- **Directions**
In the listing below, find each line that holds the string "chevron" and copy it.

- **Task data**
● ● ● ● ●
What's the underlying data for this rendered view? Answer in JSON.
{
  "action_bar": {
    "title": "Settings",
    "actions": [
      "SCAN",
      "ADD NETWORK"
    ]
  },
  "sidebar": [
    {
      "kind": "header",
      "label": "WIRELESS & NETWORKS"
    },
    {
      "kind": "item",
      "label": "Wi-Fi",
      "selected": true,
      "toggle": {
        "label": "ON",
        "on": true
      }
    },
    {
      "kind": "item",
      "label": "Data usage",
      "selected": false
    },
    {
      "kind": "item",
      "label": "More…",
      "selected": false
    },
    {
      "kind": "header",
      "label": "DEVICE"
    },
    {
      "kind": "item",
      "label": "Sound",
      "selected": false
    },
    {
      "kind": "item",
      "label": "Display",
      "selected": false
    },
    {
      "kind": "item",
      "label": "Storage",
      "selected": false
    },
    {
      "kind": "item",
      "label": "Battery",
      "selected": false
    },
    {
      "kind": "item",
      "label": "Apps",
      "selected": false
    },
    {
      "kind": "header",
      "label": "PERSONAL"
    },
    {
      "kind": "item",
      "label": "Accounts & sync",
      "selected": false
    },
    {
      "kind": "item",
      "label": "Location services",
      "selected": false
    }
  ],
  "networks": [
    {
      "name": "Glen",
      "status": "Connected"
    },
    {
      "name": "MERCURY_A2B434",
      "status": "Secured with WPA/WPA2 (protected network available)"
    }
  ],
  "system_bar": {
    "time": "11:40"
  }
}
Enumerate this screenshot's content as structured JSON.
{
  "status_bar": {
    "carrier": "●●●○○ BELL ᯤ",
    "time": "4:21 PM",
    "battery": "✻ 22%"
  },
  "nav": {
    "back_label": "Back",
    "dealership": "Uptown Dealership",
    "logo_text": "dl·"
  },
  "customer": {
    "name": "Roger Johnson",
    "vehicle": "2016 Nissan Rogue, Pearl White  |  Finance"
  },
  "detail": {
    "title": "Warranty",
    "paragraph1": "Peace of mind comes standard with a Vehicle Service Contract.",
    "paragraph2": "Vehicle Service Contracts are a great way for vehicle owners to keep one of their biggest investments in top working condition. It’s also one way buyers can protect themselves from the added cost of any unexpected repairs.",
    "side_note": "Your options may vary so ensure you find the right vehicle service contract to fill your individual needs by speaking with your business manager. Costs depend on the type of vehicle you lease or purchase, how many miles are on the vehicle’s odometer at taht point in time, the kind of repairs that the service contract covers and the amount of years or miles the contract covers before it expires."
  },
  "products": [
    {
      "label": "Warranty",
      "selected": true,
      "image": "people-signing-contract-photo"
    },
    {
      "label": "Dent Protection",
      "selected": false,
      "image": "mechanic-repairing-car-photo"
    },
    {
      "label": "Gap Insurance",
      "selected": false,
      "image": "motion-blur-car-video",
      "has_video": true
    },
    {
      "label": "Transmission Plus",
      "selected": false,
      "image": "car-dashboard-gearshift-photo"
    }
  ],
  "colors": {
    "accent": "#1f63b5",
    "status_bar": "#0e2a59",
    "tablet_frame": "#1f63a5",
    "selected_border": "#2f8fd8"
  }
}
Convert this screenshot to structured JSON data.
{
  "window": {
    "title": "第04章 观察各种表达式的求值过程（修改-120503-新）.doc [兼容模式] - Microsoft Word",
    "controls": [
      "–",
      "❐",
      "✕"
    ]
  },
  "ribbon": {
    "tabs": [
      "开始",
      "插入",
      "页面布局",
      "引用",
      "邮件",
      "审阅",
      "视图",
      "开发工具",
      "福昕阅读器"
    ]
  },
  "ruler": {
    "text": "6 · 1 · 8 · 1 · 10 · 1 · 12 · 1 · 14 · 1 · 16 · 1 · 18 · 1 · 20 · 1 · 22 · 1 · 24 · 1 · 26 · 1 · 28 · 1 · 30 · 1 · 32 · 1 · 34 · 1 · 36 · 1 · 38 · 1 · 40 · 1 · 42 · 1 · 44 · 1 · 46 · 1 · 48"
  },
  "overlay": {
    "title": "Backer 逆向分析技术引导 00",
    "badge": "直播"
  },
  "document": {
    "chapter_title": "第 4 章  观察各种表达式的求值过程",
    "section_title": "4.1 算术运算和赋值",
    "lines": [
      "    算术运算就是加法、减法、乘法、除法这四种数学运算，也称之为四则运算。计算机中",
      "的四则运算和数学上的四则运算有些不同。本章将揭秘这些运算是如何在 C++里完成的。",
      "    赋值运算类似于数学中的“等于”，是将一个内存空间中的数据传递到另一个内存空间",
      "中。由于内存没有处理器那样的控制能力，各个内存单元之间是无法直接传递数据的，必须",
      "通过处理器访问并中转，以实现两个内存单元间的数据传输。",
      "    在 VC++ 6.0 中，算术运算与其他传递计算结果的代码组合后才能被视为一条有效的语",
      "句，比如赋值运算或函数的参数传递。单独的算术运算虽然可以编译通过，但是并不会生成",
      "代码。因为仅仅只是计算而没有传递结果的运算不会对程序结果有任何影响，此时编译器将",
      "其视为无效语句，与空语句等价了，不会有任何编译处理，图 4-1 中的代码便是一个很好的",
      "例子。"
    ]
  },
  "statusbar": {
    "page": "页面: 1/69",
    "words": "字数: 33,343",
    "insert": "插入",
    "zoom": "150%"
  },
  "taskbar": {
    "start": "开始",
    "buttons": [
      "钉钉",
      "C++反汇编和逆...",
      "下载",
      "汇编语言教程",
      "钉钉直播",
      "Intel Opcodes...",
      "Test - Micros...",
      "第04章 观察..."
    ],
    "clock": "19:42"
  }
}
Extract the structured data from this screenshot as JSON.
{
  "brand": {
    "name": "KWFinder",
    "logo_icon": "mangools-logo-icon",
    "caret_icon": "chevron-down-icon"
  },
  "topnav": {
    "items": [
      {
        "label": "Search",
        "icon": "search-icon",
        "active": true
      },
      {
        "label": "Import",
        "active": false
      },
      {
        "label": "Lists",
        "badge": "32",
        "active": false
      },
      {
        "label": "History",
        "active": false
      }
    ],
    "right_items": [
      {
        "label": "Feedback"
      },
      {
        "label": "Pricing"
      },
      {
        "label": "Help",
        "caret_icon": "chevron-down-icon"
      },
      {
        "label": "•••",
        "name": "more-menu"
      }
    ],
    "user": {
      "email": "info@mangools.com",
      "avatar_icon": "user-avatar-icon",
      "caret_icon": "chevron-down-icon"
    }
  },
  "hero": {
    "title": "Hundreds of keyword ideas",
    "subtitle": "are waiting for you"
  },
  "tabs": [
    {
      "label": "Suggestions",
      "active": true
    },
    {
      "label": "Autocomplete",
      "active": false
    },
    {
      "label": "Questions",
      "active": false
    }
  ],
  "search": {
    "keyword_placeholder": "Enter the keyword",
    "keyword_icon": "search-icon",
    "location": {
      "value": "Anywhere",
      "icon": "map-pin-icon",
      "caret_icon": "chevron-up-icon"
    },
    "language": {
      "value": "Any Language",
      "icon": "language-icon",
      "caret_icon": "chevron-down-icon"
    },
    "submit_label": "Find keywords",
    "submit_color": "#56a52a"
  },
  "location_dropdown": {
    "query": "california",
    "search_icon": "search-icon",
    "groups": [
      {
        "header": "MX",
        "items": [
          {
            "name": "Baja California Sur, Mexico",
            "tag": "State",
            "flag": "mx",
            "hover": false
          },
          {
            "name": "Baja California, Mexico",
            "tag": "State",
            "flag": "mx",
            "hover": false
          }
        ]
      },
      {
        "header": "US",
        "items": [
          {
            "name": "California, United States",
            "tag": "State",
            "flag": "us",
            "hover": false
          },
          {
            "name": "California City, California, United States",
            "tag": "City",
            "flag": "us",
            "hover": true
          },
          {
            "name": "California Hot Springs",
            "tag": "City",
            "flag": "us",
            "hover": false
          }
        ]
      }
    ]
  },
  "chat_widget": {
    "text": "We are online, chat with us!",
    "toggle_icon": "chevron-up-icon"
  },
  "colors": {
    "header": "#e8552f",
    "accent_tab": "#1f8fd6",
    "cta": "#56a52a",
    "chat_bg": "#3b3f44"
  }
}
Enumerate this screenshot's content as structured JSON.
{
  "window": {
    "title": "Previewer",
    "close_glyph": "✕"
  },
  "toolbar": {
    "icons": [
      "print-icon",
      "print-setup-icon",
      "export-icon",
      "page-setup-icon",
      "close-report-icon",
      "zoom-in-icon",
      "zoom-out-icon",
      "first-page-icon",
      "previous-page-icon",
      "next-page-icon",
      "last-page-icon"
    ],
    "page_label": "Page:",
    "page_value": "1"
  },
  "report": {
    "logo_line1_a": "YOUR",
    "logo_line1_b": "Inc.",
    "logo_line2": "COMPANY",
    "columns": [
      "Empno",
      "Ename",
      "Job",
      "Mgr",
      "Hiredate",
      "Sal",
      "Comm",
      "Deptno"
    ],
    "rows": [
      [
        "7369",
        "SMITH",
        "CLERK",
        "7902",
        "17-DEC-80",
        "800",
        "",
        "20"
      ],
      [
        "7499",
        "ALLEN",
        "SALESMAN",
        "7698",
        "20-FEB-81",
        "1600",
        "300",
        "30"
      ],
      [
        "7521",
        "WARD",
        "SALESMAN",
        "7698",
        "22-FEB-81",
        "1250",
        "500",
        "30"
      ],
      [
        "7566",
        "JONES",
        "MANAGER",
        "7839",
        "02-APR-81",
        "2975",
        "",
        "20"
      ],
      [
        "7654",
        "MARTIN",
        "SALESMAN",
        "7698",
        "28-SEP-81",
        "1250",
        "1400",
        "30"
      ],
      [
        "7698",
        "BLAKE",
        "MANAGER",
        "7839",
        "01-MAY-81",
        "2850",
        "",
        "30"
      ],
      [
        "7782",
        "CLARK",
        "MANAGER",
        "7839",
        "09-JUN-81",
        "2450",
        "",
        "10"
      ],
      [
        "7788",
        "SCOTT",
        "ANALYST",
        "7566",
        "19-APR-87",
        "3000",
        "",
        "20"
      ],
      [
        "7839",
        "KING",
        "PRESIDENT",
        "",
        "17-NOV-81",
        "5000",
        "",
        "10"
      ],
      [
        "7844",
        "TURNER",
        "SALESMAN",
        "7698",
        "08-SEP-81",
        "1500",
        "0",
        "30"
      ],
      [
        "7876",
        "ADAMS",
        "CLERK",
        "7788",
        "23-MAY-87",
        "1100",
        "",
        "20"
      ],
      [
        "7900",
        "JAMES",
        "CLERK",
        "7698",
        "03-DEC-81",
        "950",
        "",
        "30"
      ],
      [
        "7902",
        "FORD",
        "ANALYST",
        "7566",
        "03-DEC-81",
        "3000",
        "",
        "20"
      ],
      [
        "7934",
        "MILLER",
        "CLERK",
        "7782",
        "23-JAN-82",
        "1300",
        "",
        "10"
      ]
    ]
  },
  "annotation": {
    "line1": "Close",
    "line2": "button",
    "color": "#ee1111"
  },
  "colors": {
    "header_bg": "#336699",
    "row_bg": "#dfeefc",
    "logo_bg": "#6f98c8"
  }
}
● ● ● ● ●
- **Task result**
    "caret_icon": "chevron-down-icon"
        "caret_icon": "chevron-down-icon"
      "caret_icon": "chevron-down-icon"
      "caret_icon": "chevron-up-icon"
      "caret_icon": "chevron-down-icon"
    "toggle_icon": "chevron-up-icon"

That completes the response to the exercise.